→ **Dataset excerpts**:
^^^^^^^^
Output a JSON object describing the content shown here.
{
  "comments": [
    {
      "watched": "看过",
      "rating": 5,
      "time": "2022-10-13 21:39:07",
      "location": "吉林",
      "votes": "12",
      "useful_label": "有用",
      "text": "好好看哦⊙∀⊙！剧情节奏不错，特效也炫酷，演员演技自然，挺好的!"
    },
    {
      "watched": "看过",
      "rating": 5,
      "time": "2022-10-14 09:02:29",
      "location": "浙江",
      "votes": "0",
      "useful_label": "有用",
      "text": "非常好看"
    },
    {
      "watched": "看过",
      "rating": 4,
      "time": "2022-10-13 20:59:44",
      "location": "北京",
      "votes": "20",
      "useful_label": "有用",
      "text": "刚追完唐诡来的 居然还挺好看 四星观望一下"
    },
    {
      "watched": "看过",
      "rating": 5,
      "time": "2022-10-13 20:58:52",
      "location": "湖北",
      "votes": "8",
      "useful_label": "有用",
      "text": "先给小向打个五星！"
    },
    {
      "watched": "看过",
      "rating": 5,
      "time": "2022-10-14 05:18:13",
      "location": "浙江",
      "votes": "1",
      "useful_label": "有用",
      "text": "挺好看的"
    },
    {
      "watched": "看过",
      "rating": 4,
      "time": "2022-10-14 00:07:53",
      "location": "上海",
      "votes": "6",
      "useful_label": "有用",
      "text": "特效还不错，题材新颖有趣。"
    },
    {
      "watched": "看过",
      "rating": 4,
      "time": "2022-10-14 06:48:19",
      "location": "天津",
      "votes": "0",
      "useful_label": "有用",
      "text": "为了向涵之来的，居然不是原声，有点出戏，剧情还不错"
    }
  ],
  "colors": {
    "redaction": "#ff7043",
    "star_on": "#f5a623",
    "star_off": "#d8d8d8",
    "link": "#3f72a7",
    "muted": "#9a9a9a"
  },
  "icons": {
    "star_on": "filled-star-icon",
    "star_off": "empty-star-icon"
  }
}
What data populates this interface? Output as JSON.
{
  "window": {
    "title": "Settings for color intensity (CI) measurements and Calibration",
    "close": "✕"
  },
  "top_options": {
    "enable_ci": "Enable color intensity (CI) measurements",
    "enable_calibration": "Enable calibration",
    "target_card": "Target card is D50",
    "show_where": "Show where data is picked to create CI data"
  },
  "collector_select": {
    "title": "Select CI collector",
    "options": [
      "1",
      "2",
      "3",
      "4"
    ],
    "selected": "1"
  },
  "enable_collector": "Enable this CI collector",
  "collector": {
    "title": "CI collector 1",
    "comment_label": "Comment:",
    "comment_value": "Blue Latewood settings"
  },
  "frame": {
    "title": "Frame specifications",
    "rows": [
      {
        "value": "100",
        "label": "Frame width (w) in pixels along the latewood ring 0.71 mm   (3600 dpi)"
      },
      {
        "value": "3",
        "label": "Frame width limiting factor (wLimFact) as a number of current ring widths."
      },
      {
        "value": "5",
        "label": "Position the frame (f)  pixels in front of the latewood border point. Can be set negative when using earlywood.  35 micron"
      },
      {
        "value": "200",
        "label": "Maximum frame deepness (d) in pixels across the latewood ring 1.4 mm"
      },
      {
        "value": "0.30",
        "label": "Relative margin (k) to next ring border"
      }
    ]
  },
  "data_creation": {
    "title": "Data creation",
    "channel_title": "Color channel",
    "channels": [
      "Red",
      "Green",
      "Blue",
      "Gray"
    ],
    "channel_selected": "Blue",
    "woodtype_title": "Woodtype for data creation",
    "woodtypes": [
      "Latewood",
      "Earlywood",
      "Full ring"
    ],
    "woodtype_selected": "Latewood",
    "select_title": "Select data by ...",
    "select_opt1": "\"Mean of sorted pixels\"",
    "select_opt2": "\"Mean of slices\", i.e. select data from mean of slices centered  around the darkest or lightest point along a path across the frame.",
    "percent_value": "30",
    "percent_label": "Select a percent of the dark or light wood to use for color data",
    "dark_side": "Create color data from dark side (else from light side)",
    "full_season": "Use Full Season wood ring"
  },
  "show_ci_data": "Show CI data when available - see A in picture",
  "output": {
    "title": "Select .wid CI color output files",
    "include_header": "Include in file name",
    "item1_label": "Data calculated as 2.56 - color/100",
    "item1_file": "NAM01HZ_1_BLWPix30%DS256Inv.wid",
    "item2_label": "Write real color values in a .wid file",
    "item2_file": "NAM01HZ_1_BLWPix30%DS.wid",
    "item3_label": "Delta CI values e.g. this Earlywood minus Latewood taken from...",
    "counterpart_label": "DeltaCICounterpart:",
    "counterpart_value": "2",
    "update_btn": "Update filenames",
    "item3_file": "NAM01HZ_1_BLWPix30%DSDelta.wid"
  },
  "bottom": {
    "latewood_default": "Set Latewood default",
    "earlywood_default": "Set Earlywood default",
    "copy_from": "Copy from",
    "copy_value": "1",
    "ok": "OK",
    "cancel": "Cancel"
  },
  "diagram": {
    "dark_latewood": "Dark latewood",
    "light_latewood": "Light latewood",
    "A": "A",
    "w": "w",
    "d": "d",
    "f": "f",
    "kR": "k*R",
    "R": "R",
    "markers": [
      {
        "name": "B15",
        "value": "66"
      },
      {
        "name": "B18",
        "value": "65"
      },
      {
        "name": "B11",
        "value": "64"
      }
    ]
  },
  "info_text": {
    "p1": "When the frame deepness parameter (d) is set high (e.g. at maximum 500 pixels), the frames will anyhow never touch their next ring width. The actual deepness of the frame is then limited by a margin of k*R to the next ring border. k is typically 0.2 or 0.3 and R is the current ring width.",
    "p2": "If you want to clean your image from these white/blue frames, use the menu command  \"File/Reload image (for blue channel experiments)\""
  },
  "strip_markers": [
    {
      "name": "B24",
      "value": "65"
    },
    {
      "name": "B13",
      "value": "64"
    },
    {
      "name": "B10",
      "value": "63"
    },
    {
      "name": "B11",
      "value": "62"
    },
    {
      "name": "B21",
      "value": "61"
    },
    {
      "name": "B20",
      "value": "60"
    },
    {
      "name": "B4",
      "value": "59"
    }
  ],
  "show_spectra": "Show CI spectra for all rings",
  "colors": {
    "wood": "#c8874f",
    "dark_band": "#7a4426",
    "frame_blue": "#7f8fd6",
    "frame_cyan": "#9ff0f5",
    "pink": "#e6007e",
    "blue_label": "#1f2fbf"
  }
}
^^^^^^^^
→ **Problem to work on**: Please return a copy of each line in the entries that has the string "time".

→ **Response area**:
      "time": "2022-10-13 21:39:07",
      "time": "2022-10-14 09:02:29",
      "time": "2022-10-13 20:59:44",
      "time": "2022-10-13 20:58:52",
      "time": "2022-10-14 05:18:13",
      "time": "2022-10-14 00:07:53",
      "time": "2022-10-14 06:48:19",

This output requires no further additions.